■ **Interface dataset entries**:
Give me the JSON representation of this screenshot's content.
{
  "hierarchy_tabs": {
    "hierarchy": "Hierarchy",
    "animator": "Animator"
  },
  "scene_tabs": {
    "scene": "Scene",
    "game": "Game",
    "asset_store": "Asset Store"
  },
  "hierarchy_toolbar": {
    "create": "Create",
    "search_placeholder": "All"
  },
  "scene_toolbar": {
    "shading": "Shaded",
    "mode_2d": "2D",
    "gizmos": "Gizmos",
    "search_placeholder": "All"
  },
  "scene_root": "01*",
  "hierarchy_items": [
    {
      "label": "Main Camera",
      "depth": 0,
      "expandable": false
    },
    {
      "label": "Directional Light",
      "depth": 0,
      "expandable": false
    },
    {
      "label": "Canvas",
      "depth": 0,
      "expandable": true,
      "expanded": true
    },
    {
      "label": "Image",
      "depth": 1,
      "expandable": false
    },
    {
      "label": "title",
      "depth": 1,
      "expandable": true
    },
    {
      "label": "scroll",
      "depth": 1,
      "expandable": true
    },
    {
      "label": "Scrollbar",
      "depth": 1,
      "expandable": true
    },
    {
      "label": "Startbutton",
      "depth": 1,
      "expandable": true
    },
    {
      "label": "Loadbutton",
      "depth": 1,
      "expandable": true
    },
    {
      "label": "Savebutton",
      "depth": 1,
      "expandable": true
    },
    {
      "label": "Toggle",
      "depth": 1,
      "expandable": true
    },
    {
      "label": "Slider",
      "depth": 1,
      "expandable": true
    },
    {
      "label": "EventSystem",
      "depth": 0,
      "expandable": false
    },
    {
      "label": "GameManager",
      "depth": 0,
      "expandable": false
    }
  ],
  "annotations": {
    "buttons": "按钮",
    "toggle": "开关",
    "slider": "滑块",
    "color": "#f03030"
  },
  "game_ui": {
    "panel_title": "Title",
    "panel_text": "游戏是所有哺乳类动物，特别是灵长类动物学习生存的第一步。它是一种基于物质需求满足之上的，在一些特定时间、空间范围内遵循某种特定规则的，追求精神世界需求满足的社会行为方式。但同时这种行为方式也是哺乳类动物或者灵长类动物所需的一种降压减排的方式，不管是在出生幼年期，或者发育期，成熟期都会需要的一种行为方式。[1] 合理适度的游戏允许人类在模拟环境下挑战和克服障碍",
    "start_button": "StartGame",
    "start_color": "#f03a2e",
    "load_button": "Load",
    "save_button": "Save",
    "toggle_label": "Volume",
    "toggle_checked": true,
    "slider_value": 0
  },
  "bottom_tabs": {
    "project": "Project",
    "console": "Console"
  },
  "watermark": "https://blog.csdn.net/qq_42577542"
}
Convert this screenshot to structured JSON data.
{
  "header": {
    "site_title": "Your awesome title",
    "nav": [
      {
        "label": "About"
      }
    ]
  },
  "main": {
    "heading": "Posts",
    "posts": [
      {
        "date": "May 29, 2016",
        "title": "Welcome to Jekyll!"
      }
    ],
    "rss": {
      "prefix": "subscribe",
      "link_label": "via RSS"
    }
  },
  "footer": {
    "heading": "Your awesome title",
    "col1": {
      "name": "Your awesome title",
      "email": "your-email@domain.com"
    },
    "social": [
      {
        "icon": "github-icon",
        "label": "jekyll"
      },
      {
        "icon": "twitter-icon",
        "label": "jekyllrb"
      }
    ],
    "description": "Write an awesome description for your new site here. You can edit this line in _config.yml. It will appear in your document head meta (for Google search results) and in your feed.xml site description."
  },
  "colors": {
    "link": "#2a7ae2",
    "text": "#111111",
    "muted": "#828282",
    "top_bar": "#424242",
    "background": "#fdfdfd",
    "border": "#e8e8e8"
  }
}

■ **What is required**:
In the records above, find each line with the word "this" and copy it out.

■ **Exercise answer**:
Give me the JSON representation of this screenshot's content.
Convert this screenshot to structured JSON data.
    "description": "Write an awesome description for your new site here. You can edit this line in _config.yml. It will appear in your document head meta (for Google search results) and in your feed.xml site description."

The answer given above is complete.